WHAT THE TASK REQUIRES:
Where a record contains an image, leave the image out and print the rest exactly.

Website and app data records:
========================

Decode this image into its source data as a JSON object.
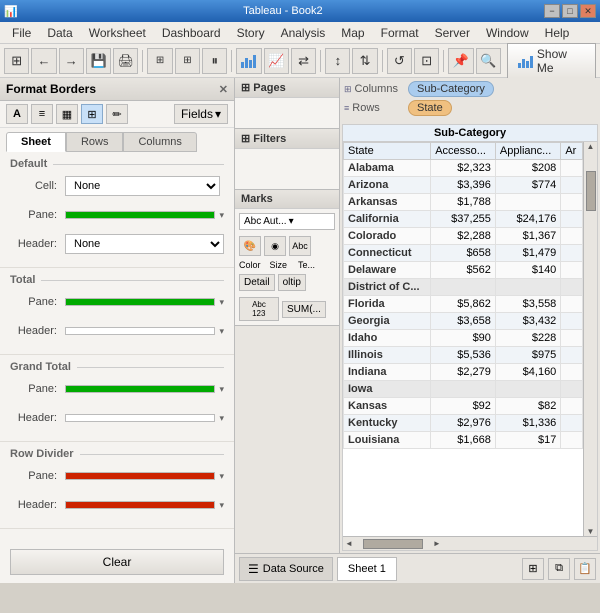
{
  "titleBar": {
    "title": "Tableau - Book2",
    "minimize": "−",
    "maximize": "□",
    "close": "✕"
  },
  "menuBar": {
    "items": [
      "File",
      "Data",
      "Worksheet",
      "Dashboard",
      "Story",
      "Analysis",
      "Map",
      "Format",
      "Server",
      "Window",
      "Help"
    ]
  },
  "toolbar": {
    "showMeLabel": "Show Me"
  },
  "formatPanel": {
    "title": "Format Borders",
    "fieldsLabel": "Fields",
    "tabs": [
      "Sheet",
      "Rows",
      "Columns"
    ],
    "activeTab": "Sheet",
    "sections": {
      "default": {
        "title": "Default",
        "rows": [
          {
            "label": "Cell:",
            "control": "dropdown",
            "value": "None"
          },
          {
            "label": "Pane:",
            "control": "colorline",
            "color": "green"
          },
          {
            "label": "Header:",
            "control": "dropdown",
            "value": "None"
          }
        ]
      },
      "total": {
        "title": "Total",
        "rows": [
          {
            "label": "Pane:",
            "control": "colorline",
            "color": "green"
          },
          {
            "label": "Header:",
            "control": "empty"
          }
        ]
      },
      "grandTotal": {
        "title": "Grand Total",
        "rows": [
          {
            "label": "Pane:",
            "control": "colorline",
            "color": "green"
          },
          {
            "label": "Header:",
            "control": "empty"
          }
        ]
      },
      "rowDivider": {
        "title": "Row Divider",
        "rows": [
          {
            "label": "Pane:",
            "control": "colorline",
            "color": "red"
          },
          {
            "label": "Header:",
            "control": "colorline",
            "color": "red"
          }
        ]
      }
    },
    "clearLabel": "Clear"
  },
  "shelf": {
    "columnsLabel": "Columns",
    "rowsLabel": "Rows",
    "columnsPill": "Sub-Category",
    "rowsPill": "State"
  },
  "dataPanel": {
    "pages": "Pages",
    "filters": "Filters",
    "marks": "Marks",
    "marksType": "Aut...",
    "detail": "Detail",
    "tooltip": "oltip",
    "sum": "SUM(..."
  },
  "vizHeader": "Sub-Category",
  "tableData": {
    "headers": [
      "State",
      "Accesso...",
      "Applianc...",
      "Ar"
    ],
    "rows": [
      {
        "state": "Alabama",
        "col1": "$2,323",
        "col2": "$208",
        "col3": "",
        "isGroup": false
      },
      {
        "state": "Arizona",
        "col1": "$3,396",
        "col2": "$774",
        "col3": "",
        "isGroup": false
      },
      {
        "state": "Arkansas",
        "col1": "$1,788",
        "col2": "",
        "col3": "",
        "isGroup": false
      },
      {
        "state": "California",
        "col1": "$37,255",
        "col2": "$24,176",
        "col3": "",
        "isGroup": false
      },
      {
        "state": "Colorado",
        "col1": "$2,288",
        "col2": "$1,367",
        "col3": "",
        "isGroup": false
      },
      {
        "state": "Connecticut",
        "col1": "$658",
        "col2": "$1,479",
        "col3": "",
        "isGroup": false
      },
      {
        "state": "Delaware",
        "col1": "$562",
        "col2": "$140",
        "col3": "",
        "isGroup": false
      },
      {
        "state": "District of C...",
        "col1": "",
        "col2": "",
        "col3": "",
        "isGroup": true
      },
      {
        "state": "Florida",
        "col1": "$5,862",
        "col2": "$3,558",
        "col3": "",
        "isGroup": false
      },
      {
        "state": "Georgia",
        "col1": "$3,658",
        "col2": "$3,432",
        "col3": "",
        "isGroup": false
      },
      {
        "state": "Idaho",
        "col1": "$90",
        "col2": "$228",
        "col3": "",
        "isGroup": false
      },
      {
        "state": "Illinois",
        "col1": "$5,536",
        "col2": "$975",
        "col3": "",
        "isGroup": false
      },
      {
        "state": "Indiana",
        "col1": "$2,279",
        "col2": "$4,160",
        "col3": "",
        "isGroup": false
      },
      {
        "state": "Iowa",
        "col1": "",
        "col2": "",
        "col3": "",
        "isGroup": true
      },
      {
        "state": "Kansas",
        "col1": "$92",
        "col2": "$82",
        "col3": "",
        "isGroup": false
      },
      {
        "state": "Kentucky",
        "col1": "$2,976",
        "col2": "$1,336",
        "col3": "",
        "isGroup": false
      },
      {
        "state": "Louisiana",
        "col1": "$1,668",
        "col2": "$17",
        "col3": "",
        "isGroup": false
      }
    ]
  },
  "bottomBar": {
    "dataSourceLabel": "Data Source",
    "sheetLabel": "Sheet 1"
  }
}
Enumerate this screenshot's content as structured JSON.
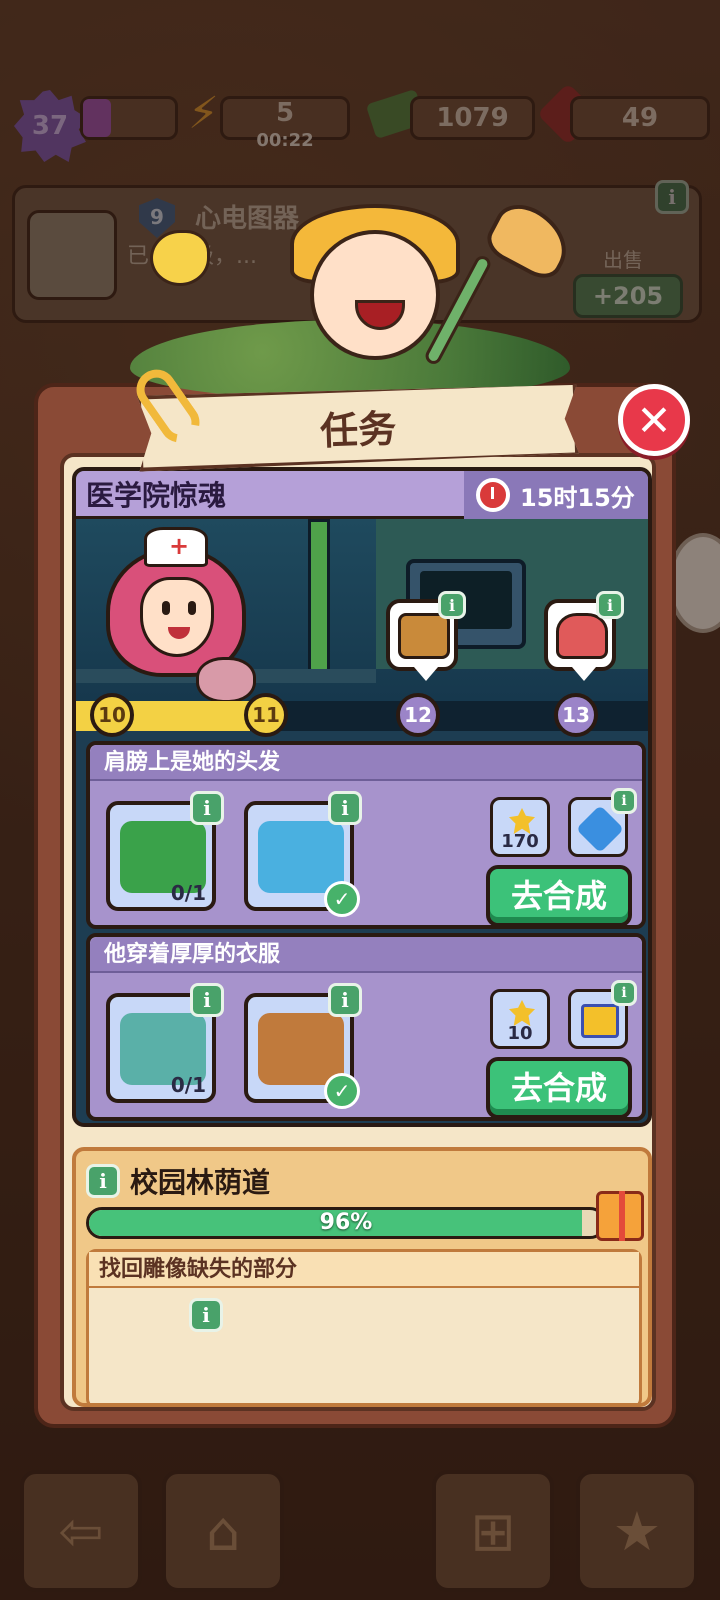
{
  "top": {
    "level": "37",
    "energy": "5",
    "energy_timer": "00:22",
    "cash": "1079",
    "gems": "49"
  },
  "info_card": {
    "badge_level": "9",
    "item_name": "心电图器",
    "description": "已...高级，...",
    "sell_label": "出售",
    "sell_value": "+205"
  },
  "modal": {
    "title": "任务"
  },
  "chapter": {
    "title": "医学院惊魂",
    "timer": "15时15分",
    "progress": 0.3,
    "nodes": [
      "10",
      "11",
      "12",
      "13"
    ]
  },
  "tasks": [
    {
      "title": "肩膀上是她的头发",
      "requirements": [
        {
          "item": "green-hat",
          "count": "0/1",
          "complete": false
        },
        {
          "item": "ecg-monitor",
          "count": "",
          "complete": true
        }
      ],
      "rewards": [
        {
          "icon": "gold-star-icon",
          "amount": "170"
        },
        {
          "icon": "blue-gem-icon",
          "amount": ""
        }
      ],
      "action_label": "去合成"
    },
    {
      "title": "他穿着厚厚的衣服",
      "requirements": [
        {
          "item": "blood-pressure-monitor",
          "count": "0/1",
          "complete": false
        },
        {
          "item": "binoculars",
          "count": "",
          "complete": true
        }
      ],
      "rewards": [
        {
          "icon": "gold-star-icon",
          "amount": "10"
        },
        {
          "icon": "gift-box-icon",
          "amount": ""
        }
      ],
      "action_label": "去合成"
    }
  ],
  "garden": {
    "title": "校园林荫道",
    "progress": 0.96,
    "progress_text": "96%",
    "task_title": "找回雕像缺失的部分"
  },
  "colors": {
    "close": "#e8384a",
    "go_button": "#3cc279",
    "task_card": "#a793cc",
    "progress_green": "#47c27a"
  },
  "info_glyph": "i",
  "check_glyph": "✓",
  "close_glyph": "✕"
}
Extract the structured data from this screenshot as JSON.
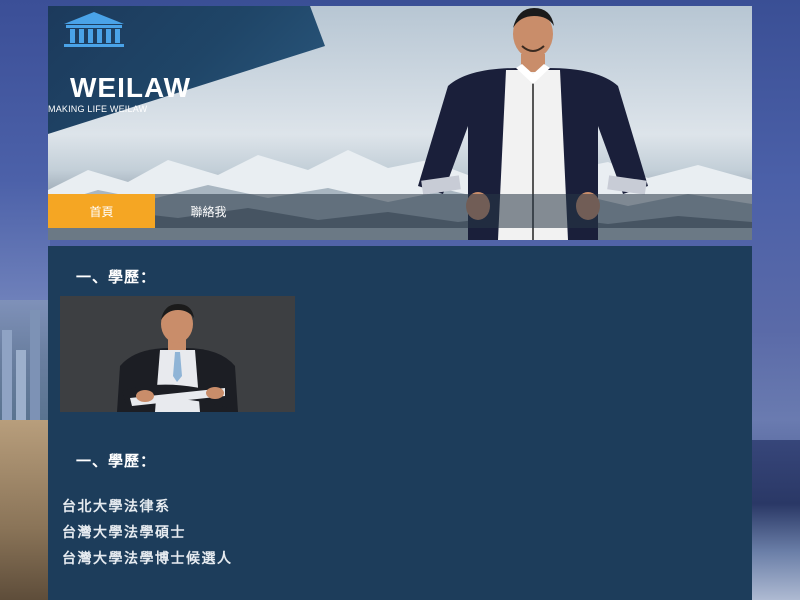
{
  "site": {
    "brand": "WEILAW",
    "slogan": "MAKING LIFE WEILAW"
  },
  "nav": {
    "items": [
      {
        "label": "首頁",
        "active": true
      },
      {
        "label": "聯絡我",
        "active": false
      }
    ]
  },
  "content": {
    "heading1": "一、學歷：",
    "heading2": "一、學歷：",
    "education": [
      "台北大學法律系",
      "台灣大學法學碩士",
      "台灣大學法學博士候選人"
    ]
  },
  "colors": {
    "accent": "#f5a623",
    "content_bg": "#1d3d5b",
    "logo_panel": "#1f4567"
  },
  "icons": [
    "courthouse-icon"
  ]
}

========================

ANSWER TO THIS EXERCISE:
Decode this image into its source data as a JSON object.
{
  "titleBar": {
    "title": "Tableau - Book2",
    "minimize": "−",
    "maximize": "□",
    "close": "✕"
  },
  "menuBar": {
    "items": [
      "File",
      "Data",
      "Worksheet",
      "Dashboard",
      "Story",
      "Analysis",
      "Map",
      "Format",
      "Server",
      "Window",
      "Help"
    ]
  },
  "toolbar": {
    "showMeLabel": "Show Me"
  },
  "formatPanel": {
    "title": "Format Borders",
    "fieldsLabel": "Fields",
    "tabs": [
      "Sheet",
      "Rows",
      "Columns"
    ],
    "activeTab": "Sheet",
    "sections": {
      "default": {
        "title": "Default",
        "rows": [
          {
            "label": "Cell:",
            "control": "dropdown",
            "value": "None"
          },
          {
            "label": "Pane:",
            "control": "colorline",
            "color": "green"
          },
          {
            "label": "Header:",
            "control": "dropdown",
            "value": "None"
          }
        ]
      },
      "total": {
        "title": "Total",
        "rows": [
          {
            "label": "Pane:",
            "control": "colorline",
            "color": "green"
          },
          {
            "label": "Header:",
            "control": "empty"
          }
        ]
      },
      "grandTotal": {
        "title": "Grand Total",
        "rows": [
          {
            "label": "Pane:",
            "control": "colorline",
            "color": "green"
          },
          {
            "label": "Header:",
            "control": "empty"
          }
        ]
      },
      "rowDivider": {
        "title": "Row Divider",
        "rows": [
          {
            "label": "Pane:",
            "control": "colorline",
            "color": "red"
          },
          {
            "label": "Header:",
            "control": "colorline",
            "color": "red"
          }
        ]
      }
    },
    "clearLabel": "Clear"
  },
  "shelf": {
    "columnsLabel": "Columns",
    "rowsLabel": "Rows",
    "columnsPill": "Sub-Category",
    "rowsPill": "State"
  },
  "dataPanel": {
    "pages": "Pages",
    "filters": "Filters",
    "marks": "Marks",
    "marksType": "Aut...",
    "detail": "Detail",
    "tooltip": "oltip",
    "sum": "SUM(..."
  },
  "vizHeader": "Sub-Category",
  "tableData": {
    "headers": [
      "State",
      "Accesso...",
      "Applianc...",
      "Ar"
    ],
    "rows": [
      {
        "state": "Alabama",
        "col1": "$2,323",
        "col2": "$208",
        "col3": "",
        "isGroup": false
      },
      {
        "state": "Arizona",
        "col1": "$3,396",
        "col2": "$774",
        "col3": "",
        "isGroup": false
      },
      {
        "state": "Arkansas",
        "col1": "$1,788",
        "col2": "",
        "col3": "",
        "isGroup": false
      },
      {
        "state": "California",
        "col1": "$37,255",
        "col2": "$24,176",
        "col3": "",
        "isGroup": false
      },
      {
        "state": "Colorado",
        "col1": "$2,288",
        "col2": "$1,367",
        "col3": "",
        "isGroup": false
      },
      {
        "state": "Connecticut",
        "col1": "$658",
        "col2": "$1,479",
        "col3": "",
        "isGroup": false
      },
      {
        "state": "Delaware",
        "col1": "$562",
        "col2": "$140",
        "col3": "",
        "isGroup": false
      },
      {
        "state": "District of C...",
        "col1": "",
        "col2": "",
        "col3": "",
        "isGroup": true
      },
      {
        "state": "Florida",
        "col1": "$5,862",
        "col2": "$3,558",
        "col3": "",
        "isGroup": false
      },
      {
        "state": "Georgia",
        "col1": "$3,658",
        "col2": "$3,432",
        "col3": "",
        "isGroup": false
      },
      {
        "state": "Idaho",
        "col1": "$90",
        "col2": "$228",
        "col3": "",
        "isGroup": false
      },
      {
        "state": "Illinois",
        "col1": "$5,536",
        "col2": "$975",
        "col3": "",
        "isGroup": false
      },
      {
        "state": "Indiana",
        "col1": "$2,279",
        "col2": "$4,160",
        "col3": "",
        "isGroup": false
      },
      {
        "state": "Iowa",
        "col1": "",
        "col2": "",
        "col3": "",
        "isGroup": true
      },
      {
        "state": "Kansas",
        "col1": "$92",
        "col2": "$82",
        "col3": "",
        "isGroup": false
      },
      {
        "state": "Kentucky",
        "col1": "$2,976",
        "col2": "$1,336",
        "col3": "",
        "isGroup": false
      },
      {
        "state": "Louisiana",
        "col1": "$1,668",
        "col2": "$17",
        "col3": "",
        "isGroup": false
      }
    ]
  },
  "bottomBar": {
    "dataSourceLabel": "Data Source",
    "sheetLabel": "Sheet 1"
  }
}
Enumerate this screenshot's content as structured JSON.
{
  "top": {
    "level": "37",
    "energy": "5",
    "energy_timer": "00:22",
    "cash": "1079",
    "gems": "49"
  },
  "info_card": {
    "badge_level": "9",
    "item_name": "心电图器",
    "description": "已...高级，...",
    "sell_label": "出售",
    "sell_value": "+205"
  },
  "modal": {
    "title": "任务"
  },
  "chapter": {
    "title": "医学院惊魂",
    "timer": "15时15分",
    "progress": 0.3,
    "nodes": [
      "10",
      "11",
      "12",
      "13"
    ]
  },
  "tasks": [
    {
      "title": "肩膀上是她的头发",
      "requirements": [
        {
          "item": "green-hat",
          "count": "0/1",
          "complete": false
        },
        {
          "item": "ecg-monitor",
          "count": "",
          "complete": true
        }
      ],
      "rewards": [
        {
          "icon": "gold-star-icon",
          "amount": "170"
        },
        {
          "icon": "blue-gem-icon",
          "amount": ""
        }
      ],
      "action_label": "去合成"
    },
    {
      "title": "他穿着厚厚的衣服",
      "requirements": [
        {
          "item": "blood-pressure-monitor",
          "count": "0/1",
          "complete": false
        },
        {
          "item": "binoculars",
          "count": "",
          "complete": true
        }
      ],
      "rewards": [
        {
          "icon": "gold-star-icon",
          "amount": "10"
        },
        {
          "icon": "gift-box-icon",
          "amount": ""
        }
      ],
      "action_label": "去合成"
    }
  ],
  "garden": {
    "title": "校园林荫道",
    "progress": 0.96,
    "progress_text": "96%",
    "task_title": "找回雕像缺失的部分"
  },
  "colors": {
    "close": "#e8384a",
    "go_button": "#3cc279",
    "task_card": "#a793cc",
    "progress_green": "#47c27a"
  },
  "info_glyph": "i",
  "check_glyph": "✓",
  "close_glyph": "✕"
}
Extract the structured data from this screenshot as JSON.
{
  "site": {
    "brand": "WEILAW",
    "slogan": "MAKING LIFE WEILAW"
  },
  "nav": {
    "items": [
      {
        "label": "首頁",
        "active": true
      },
      {
        "label": "聯絡我",
        "active": false
      }
    ]
  },
  "content": {
    "heading1": "一、學歷：",
    "heading2": "一、學歷：",
    "education": [
      "台北大學法律系",
      "台灣大學法學碩士",
      "台灣大學法學博士候選人"
    ]
  },
  "colors": {
    "accent": "#f5a623",
    "content_bg": "#1d3d5b",
    "logo_panel": "#1f4567"
  },
  "icons": [
    "courthouse-icon"
  ]
}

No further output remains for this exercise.